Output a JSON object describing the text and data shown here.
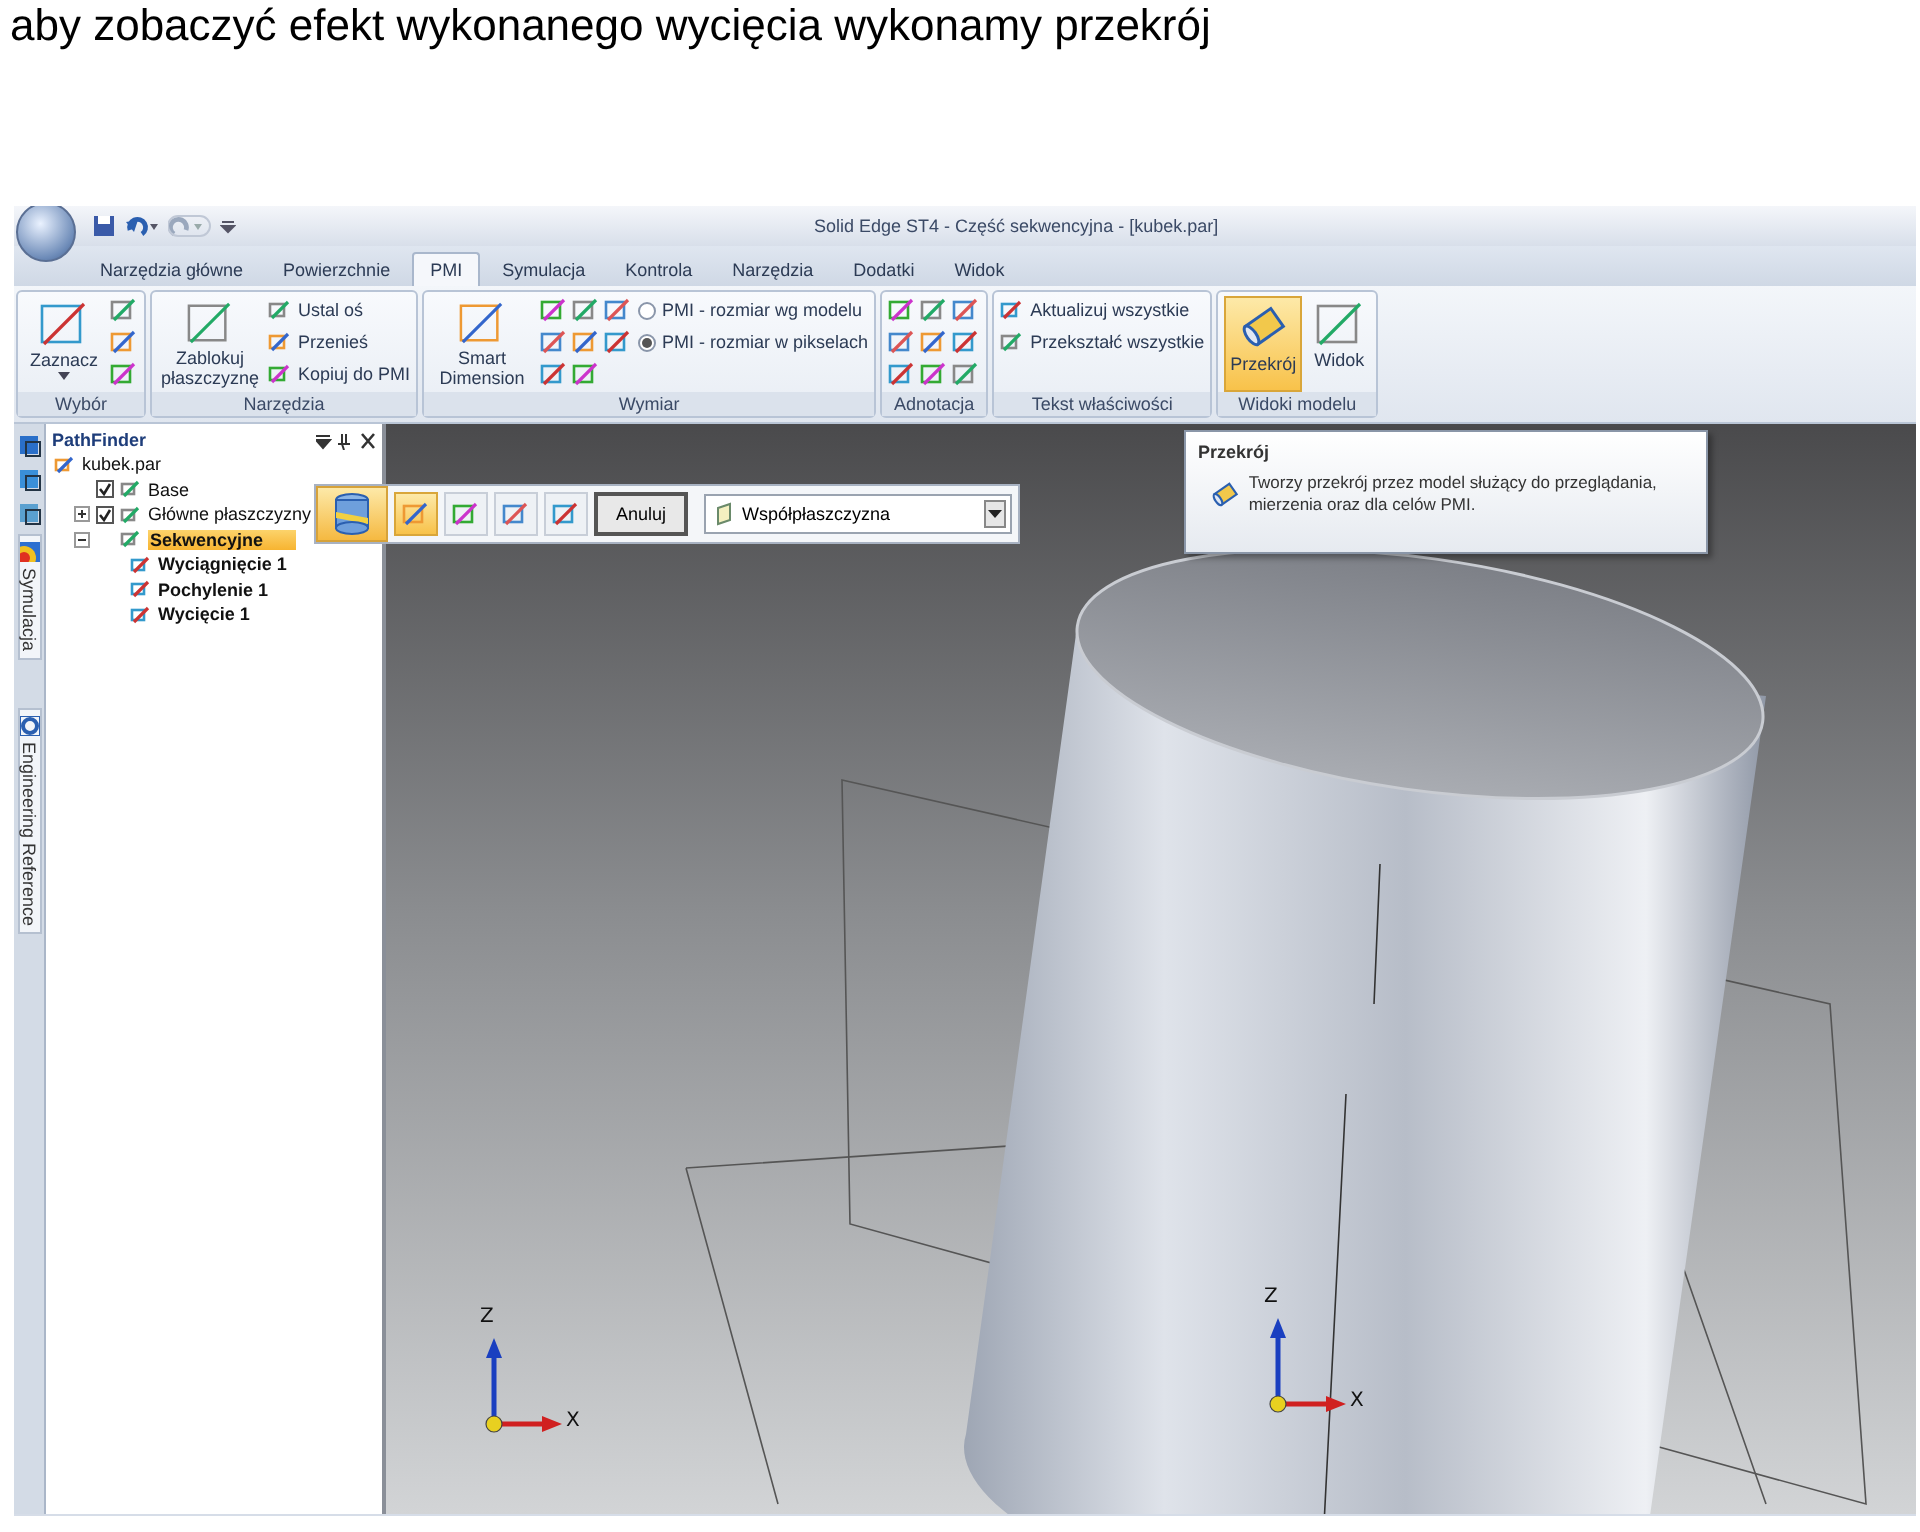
{
  "caption": "aby zobaczyć efekt wykonanego wycięcia wykonamy przekrój",
  "window": {
    "title": "Solid Edge ST4 - Część sekwencyjna - [kubek.par]"
  },
  "tabs": [
    {
      "label": "Narzędzia główne",
      "selected": false
    },
    {
      "label": "Powierzchnie",
      "selected": false
    },
    {
      "label": "PMI",
      "selected": true
    },
    {
      "label": "Symulacja",
      "selected": false
    },
    {
      "label": "Kontrola",
      "selected": false
    },
    {
      "label": "Narzędzia",
      "selected": false
    },
    {
      "label": "Dodatki",
      "selected": false
    },
    {
      "label": "Widok",
      "selected": false
    }
  ],
  "ribbon_groups": [
    {
      "label": "Wybór",
      "items": [
        {
          "kind": "large",
          "label": "Zaznacz",
          "dropdown": true
        },
        {
          "kind": "icon"
        },
        {
          "kind": "icon"
        },
        {
          "kind": "icon"
        }
      ]
    },
    {
      "label": "Narzędzia",
      "items": [
        {
          "kind": "large",
          "label": "Zablokuj płaszczyznę"
        },
        {
          "kind": "small",
          "label": "Ustal oś"
        },
        {
          "kind": "small",
          "label": "Przenieś"
        },
        {
          "kind": "small",
          "label": "Kopiuj do PMI"
        }
      ]
    },
    {
      "label": "Wymiar",
      "items": [
        {
          "kind": "large",
          "label": "Smart Dimension"
        },
        {
          "kind": "icon"
        },
        {
          "kind": "icon"
        },
        {
          "kind": "icon"
        },
        {
          "kind": "icon"
        },
        {
          "kind": "icon"
        },
        {
          "kind": "icon"
        },
        {
          "kind": "icon"
        },
        {
          "kind": "icon"
        },
        {
          "kind": "radio",
          "label": "PMI - rozmiar wg modelu",
          "selected": false
        },
        {
          "kind": "radio",
          "label": "PMI - rozmiar w pikselach",
          "selected": true
        }
      ]
    },
    {
      "label": "Adnotacja",
      "items": [
        {
          "kind": "icon"
        },
        {
          "kind": "icon"
        },
        {
          "kind": "icon"
        },
        {
          "kind": "icon"
        },
        {
          "kind": "icon"
        },
        {
          "kind": "icon"
        },
        {
          "kind": "icon"
        },
        {
          "kind": "icon"
        },
        {
          "kind": "icon"
        }
      ]
    },
    {
      "label": "Tekst właściwości",
      "items": [
        {
          "kind": "small",
          "label": "Aktualizuj wszystkie"
        },
        {
          "kind": "small",
          "label": "Przekształć wszystkie"
        }
      ]
    },
    {
      "label": "Widoki modelu",
      "items": [
        {
          "kind": "large",
          "label": "Przekrój",
          "selected": true
        },
        {
          "kind": "large",
          "label": "Widok",
          "selected": false
        }
      ]
    }
  ],
  "side_tabs": [
    {
      "label": "Symulacja"
    },
    {
      "label": "Engineering Reference"
    }
  ],
  "pathfinder": {
    "title": "PathFinder",
    "tree": [
      {
        "label": "kubek.par",
        "selected": false,
        "children": [
          {
            "label": "Base",
            "checked": true,
            "selected": false
          },
          {
            "label": "Główne płaszczyzny",
            "checked": true,
            "expanded": false,
            "selected": false
          },
          {
            "label": "Sekwencyjne",
            "expanded": true,
            "selected": true,
            "children": [
              {
                "label": "Wyciągnięcie 1",
                "selected": false
              },
              {
                "label": "Pochylenie 1",
                "selected": false
              },
              {
                "label": "Wycięcie 1",
                "selected": false
              }
            ]
          }
        ]
      }
    ]
  },
  "command_bar": {
    "options": [
      {
        "selected": true
      },
      {
        "selected": false
      },
      {
        "selected": false
      },
      {
        "selected": false
      }
    ],
    "cancel": "Anuluj",
    "dropdown": "Współpłaszczyzna"
  },
  "tooltip": {
    "title": "Przekrój",
    "text": "Tworzy przekrój przez model służący do przeglądania, mierzenia oraz dla celów PMI."
  },
  "axes": [
    {
      "vertical": "Z",
      "horizontal": "X"
    },
    {
      "vertical": "Z",
      "horizontal": "X"
    }
  ]
}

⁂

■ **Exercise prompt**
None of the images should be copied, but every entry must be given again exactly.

■ **Response area**
Output a JSON object describing the text and data shown here.
{
  "caption": "aby zobaczyć efekt wykonanego wycięcia wykonamy przekrój",
  "window": {
    "title": "Solid Edge ST4 - Część sekwencyjna - [kubek.par]"
  },
  "tabs": [
    {
      "label": "Narzędzia główne",
      "selected": false
    },
    {
      "label": "Powierzchnie",
      "selected": false
    },
    {
      "label": "PMI",
      "selected": true
    },
    {
      "label": "Symulacja",
      "selected": false
    },
    {
      "label": "Kontrola",
      "selected": false
    },
    {
      "label": "Narzędzia",
      "selected": false
    },
    {
      "label": "Dodatki",
      "selected": false
    },
    {
      "label": "Widok",
      "selected": false
    }
  ],
  "ribbon_groups": [
    {
      "label": "Wybór",
      "items": [
        {
          "kind": "large",
          "label": "Zaznacz",
          "dropdown": true
        },
        {
          "kind": "icon"
        },
        {
          "kind": "icon"
        },
        {
          "kind": "icon"
        }
      ]
    },
    {
      "label": "Narzędzia",
      "items": [
        {
          "kind": "large",
          "label": "Zablokuj płaszczyznę"
        },
        {
          "kind": "small",
          "label": "Ustal oś"
        },
        {
          "kind": "small",
          "label": "Przenieś"
        },
        {
          "kind": "small",
          "label": "Kopiuj do PMI"
        }
      ]
    },
    {
      "label": "Wymiar",
      "items": [
        {
          "kind": "large",
          "label": "Smart Dimension"
        },
        {
          "kind": "icon"
        },
        {
          "kind": "icon"
        },
        {
          "kind": "icon"
        },
        {
          "kind": "icon"
        },
        {
          "kind": "icon"
        },
        {
          "kind": "icon"
        },
        {
          "kind": "icon"
        },
        {
          "kind": "icon"
        },
        {
          "kind": "radio",
          "label": "PMI - rozmiar wg modelu",
          "selected": false
        },
        {
          "kind": "radio",
          "label": "PMI - rozmiar w pikselach",
          "selected": true
        }
      ]
    },
    {
      "label": "Adnotacja",
      "items": [
        {
          "kind": "icon"
        },
        {
          "kind": "icon"
        },
        {
          "kind": "icon"
        },
        {
          "kind": "icon"
        },
        {
          "kind": "icon"
        },
        {
          "kind": "icon"
        },
        {
          "kind": "icon"
        },
        {
          "kind": "icon"
        },
        {
          "kind": "icon"
        }
      ]
    },
    {
      "label": "Tekst właściwości",
      "items": [
        {
          "kind": "small",
          "label": "Aktualizuj wszystkie"
        },
        {
          "kind": "small",
          "label": "Przekształć wszystkie"
        }
      ]
    },
    {
      "label": "Widoki modelu",
      "items": [
        {
          "kind": "large",
          "label": "Przekrój",
          "selected": true
        },
        {
          "kind": "large",
          "label": "Widok",
          "selected": false
        }
      ]
    }
  ],
  "side_tabs": [
    {
      "label": "Symulacja"
    },
    {
      "label": "Engineering Reference"
    }
  ],
  "pathfinder": {
    "title": "PathFinder",
    "tree": [
      {
        "label": "kubek.par",
        "selected": false,
        "children": [
          {
            "label": "Base",
            "checked": true,
            "selected": false
          },
          {
            "label": "Główne płaszczyzny",
            "checked": true,
            "expanded": false,
            "selected": false
          },
          {
            "label": "Sekwencyjne",
            "expanded": true,
            "selected": true,
            "children": [
              {
                "label": "Wyciągnięcie 1",
                "selected": false
              },
              {
                "label": "Pochylenie 1",
                "selected": false
              },
              {
                "label": "Wycięcie 1",
                "selected": false
              }
            ]
          }
        ]
      }
    ]
  },
  "command_bar": {
    "options": [
      {
        "selected": true
      },
      {
        "selected": false
      },
      {
        "selected": false
      },
      {
        "selected": false
      }
    ],
    "cancel": "Anuluj",
    "dropdown": "Współpłaszczyzna"
  },
  "tooltip": {
    "title": "Przekrój",
    "text": "Tworzy przekrój przez model służący do przeglądania, mierzenia oraz dla celów PMI."
  },
  "axes": [
    {
      "vertical": "Z",
      "horizontal": "X"
    },
    {
      "vertical": "Z",
      "horizontal": "X"
    }
  ]
}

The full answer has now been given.